● TASK PROMPT
Give the count of lines in the records that contain the string "color", and write nothing but that number.

DATA EXCERPTS START

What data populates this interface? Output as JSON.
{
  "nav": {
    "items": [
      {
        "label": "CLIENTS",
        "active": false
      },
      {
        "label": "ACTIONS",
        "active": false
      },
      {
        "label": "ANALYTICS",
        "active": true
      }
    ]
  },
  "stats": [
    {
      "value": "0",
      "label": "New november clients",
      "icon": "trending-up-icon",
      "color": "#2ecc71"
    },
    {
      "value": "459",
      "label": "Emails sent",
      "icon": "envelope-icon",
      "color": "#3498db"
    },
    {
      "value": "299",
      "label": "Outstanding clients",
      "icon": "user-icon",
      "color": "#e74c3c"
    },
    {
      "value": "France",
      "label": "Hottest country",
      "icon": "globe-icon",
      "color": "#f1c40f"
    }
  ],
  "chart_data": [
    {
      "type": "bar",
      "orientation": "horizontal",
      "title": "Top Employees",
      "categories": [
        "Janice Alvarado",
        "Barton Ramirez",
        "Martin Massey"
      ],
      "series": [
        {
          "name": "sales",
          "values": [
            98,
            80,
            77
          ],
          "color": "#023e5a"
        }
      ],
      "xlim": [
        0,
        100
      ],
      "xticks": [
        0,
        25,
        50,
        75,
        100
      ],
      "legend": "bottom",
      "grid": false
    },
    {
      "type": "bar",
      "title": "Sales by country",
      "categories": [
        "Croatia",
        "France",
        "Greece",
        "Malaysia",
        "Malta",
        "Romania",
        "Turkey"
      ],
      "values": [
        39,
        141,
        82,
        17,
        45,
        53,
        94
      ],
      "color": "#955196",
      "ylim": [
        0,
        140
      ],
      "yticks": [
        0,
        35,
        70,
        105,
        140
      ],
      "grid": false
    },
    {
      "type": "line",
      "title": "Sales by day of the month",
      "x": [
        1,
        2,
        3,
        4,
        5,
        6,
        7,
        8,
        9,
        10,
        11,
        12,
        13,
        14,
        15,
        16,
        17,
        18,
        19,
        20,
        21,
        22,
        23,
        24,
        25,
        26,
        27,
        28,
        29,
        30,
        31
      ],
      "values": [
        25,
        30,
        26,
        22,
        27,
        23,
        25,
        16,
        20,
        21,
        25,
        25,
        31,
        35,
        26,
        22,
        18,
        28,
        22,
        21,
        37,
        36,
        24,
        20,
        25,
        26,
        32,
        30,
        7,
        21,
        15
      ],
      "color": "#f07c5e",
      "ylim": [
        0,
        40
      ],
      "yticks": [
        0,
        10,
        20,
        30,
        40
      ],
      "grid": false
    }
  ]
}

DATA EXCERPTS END

● ANSWER BELOW
7